### MATERIAL FOR THE TASK ###

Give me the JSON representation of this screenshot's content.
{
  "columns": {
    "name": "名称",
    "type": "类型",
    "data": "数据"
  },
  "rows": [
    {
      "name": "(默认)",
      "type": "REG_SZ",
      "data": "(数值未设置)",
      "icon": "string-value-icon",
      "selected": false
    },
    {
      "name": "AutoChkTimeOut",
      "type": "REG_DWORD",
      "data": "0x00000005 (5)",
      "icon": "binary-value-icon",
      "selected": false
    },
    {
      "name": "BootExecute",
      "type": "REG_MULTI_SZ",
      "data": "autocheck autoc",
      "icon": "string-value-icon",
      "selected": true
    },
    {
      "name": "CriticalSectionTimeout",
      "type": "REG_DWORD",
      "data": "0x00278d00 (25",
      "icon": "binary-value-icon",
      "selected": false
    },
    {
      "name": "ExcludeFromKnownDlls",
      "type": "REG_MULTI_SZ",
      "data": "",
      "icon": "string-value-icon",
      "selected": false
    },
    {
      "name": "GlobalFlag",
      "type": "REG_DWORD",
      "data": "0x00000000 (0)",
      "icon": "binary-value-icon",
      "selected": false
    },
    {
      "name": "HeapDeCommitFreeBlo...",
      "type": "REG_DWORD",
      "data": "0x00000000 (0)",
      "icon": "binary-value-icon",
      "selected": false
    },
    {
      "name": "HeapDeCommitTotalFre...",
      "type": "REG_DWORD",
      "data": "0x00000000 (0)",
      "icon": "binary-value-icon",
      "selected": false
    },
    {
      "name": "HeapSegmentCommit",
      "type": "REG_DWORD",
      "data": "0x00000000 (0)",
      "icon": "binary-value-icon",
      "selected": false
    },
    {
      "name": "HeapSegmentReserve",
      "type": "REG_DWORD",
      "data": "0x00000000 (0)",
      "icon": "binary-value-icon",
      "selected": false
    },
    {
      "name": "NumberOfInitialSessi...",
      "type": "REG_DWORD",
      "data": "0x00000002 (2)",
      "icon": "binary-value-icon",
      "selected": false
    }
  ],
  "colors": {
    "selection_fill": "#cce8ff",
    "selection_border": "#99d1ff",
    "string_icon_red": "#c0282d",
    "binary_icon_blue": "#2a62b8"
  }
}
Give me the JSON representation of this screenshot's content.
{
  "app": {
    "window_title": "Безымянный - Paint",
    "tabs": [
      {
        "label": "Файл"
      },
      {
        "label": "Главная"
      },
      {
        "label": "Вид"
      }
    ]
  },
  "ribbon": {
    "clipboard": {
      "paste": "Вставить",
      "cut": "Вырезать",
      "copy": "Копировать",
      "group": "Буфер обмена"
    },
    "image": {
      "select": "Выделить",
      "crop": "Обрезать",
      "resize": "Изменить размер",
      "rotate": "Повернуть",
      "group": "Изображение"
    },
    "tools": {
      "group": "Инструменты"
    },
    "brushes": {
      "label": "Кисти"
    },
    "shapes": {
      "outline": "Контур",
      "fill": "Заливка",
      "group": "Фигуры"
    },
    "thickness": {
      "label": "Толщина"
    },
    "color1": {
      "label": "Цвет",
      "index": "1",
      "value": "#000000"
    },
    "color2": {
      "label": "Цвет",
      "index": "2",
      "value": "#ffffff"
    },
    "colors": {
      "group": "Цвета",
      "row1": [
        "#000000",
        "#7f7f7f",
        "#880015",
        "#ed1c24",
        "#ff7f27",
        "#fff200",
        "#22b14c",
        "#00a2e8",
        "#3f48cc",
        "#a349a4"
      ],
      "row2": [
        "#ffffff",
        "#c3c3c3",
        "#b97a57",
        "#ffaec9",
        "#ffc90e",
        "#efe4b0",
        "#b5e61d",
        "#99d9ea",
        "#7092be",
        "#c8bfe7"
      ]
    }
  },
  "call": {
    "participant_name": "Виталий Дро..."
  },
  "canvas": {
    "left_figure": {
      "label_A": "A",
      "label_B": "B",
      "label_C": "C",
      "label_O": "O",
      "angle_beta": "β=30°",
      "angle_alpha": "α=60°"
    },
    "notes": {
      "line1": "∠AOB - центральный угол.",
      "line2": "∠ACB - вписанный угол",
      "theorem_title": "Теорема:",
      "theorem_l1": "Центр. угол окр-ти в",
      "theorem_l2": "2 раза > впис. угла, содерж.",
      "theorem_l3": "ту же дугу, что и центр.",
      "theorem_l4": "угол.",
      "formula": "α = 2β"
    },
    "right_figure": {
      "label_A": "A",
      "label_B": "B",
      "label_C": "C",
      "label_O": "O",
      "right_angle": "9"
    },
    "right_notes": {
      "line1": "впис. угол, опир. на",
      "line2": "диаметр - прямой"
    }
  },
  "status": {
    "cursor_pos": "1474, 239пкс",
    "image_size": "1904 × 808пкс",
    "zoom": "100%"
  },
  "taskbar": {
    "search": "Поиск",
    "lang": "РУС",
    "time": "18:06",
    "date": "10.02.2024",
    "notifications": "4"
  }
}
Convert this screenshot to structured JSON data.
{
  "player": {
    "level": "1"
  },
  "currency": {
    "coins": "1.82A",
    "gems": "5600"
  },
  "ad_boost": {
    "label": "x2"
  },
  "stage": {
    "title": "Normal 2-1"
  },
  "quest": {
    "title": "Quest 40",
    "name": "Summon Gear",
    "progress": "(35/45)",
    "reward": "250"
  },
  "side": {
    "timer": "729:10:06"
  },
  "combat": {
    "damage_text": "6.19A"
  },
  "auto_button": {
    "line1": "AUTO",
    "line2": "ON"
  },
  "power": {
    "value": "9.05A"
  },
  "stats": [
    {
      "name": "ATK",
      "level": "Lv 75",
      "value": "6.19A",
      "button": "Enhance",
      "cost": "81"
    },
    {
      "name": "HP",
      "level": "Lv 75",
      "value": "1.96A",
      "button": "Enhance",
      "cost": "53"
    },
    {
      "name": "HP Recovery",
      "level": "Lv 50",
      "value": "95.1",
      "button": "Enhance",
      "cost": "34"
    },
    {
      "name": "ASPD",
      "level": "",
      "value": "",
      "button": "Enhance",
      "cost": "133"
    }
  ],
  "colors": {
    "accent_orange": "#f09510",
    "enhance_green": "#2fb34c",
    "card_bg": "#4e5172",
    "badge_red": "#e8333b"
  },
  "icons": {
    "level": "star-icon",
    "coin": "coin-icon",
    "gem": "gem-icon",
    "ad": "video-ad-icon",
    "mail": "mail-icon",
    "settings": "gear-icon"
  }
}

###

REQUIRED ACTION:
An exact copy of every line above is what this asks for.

RESULT FOR THIS EXERCISE:
Give me the JSON representation of this screenshot's content.
{
  "columns": {
    "name": "名称",
    "type": "类型",
    "data": "数据"
  },
  "rows": [
    {
      "name": "(默认)",
      "type": "REG_SZ",
      "data": "(数值未设置)",
      "icon": "string-value-icon",
      "selected": false
    },
    {
      "name": "AutoChkTimeOut",
      "type": "REG_DWORD",
      "data": "0x00000005 (5)",
      "icon": "binary-value-icon",
      "selected": false
    },
    {
      "name": "BootExecute",
      "type": "REG_MULTI_SZ",
      "data": "autocheck autoc",
      "icon": "string-value-icon",
      "selected": true
    },
    {
      "name": "CriticalSectionTimeout",
      "type": "REG_DWORD",
      "data": "0x00278d00 (25",
      "icon": "binary-value-icon",
      "selected": false
    },
    {
      "name": "ExcludeFromKnownDlls",
      "type": "REG_MULTI_SZ",
      "data": "",
      "icon": "string-value-icon",
      "selected": false
    },
    {
      "name": "GlobalFlag",
      "type": "REG_DWORD",
      "data": "0x00000000 (0)",
      "icon": "binary-value-icon",
      "selected": false
    },
    {
      "name": "HeapDeCommitFreeBlo...",
      "type": "REG_DWORD",
      "data": "0x00000000 (0)",
      "icon": "binary-value-icon",
      "selected": false
    },
    {
      "name": "HeapDeCommitTotalFre...",
      "type": "REG_DWORD",
      "data": "0x00000000 (0)",
      "icon": "binary-value-icon",
      "selected": false
    },
    {
      "name": "HeapSegmentCommit",
      "type": "REG_DWORD",
      "data": "0x00000000 (0)",
      "icon": "binary-value-icon",
      "selected": false
    },
    {
      "name": "HeapSegmentReserve",
      "type": "REG_DWORD",
      "data": "0x00000000 (0)",
      "icon": "binary-value-icon",
      "selected": false
    },
    {
      "name": "NumberOfInitialSessi...",
      "type": "REG_DWORD",
      "data": "0x00000002 (2)",
      "icon": "binary-value-icon",
      "selected": false
    }
  ],
  "colors": {
    "selection_fill": "#cce8ff",
    "selection_border": "#99d1ff",
    "string_icon_red": "#c0282d",
    "binary_icon_blue": "#2a62b8"
  }
}
Give me the JSON representation of this screenshot's content.
{
  "app": {
    "window_title": "Безымянный - Paint",
    "tabs": [
      {
        "label": "Файл"
      },
      {
        "label": "Главная"
      },
      {
        "label": "Вид"
      }
    ]
  },
  "ribbon": {
    "clipboard": {
      "paste": "Вставить",
      "cut": "Вырезать",
      "copy": "Копировать",
      "group": "Буфер обмена"
    },
    "image": {
      "select": "Выделить",
      "crop": "Обрезать",
      "resize": "Изменить размер",
      "rotate": "Повернуть",
      "group": "Изображение"
    },
    "tools": {
      "group": "Инструменты"
    },
    "brushes": {
      "label": "Кисти"
    },
    "shapes": {
      "outline": "Контур",
      "fill": "Заливка",
      "group": "Фигуры"
    },
    "thickness": {
      "label": "Толщина"
    },
    "color1": {
      "label": "Цвет",
      "index": "1",
      "value": "#000000"
    },
    "color2": {
      "label": "Цвет",
      "index": "2",
      "value": "#ffffff"
    },
    "colors": {
      "group": "Цвета",
      "row1": [
        "#000000",
        "#7f7f7f",
        "#880015",
        "#ed1c24",
        "#ff7f27",
        "#fff200",
        "#22b14c",
        "#00a2e8",
        "#3f48cc",
        "#a349a4"
      ],
      "row2": [
        "#ffffff",
        "#c3c3c3",
        "#b97a57",
        "#ffaec9",
        "#ffc90e",
        "#efe4b0",
        "#b5e61d",
        "#99d9ea",
        "#7092be",
        "#c8bfe7"
      ]
    }
  },
  "call": {
    "participant_name": "Виталий Дро..."
  },
  "canvas": {
    "left_figure": {
      "label_A": "A",
      "label_B": "B",
      "label_C": "C",
      "label_O": "O",
      "angle_beta": "β=30°",
      "angle_alpha": "α=60°"
    },
    "notes": {
      "line1": "∠AOB - центральный угол.",
      "line2": "∠ACB - вписанный угол",
      "theorem_title": "Теорема:",
      "theorem_l1": "Центр. угол окр-ти в",
      "theorem_l2": "2 раза > впис. угла, содерж.",
      "theorem_l3": "ту же дугу, что и центр.",
      "theorem_l4": "угол.",
      "formula": "α = 2β"
    },
    "right_figure": {
      "label_A": "A",
      "label_B": "B",
      "label_C": "C",
      "label_O": "O",
      "right_angle": "9"
    },
    "right_notes": {
      "line1": "впис. угол, опир. на",
      "line2": "диаметр - прямой"
    }
  },
  "status": {
    "cursor_pos": "1474, 239пкс",
    "image_size": "1904 × 808пкс",
    "zoom": "100%"
  },
  "taskbar": {
    "search": "Поиск",
    "lang": "РУС",
    "time": "18:06",
    "date": "10.02.2024",
    "notifications": "4"
  }
}
Convert this screenshot to structured JSON data.
{
  "player": {
    "level": "1"
  },
  "currency": {
    "coins": "1.82A",
    "gems": "5600"
  },
  "ad_boost": {
    "label": "x2"
  },
  "stage": {
    "title": "Normal 2-1"
  },
  "quest": {
    "title": "Quest 40",
    "name": "Summon Gear",
    "progress": "(35/45)",
    "reward": "250"
  },
  "side": {
    "timer": "729:10:06"
  },
  "combat": {
    "damage_text": "6.19A"
  },
  "auto_button": {
    "line1": "AUTO",
    "line2": "ON"
  },
  "power": {
    "value": "9.05A"
  },
  "stats": [
    {
      "name": "ATK",
      "level": "Lv 75",
      "value": "6.19A",
      "button": "Enhance",
      "cost": "81"
    },
    {
      "name": "HP",
      "level": "Lv 75",
      "value": "1.96A",
      "button": "Enhance",
      "cost": "53"
    },
    {
      "name": "HP Recovery",
      "level": "Lv 50",
      "value": "95.1",
      "button": "Enhance",
      "cost": "34"
    },
    {
      "name": "ASPD",
      "level": "",
      "value": "",
      "button": "Enhance",
      "cost": "133"
    }
  ],
  "colors": {
    "accent_orange": "#f09510",
    "enhance_green": "#2fb34c",
    "card_bg": "#4e5172",
    "badge_red": "#e8333b"
  },
  "icons": {
    "level": "star-icon",
    "coin": "coin-icon",
    "gem": "gem-icon",
    "ad": "video-ad-icon",
    "mail": "mail-icon",
    "settings": "gear-icon"
  }
}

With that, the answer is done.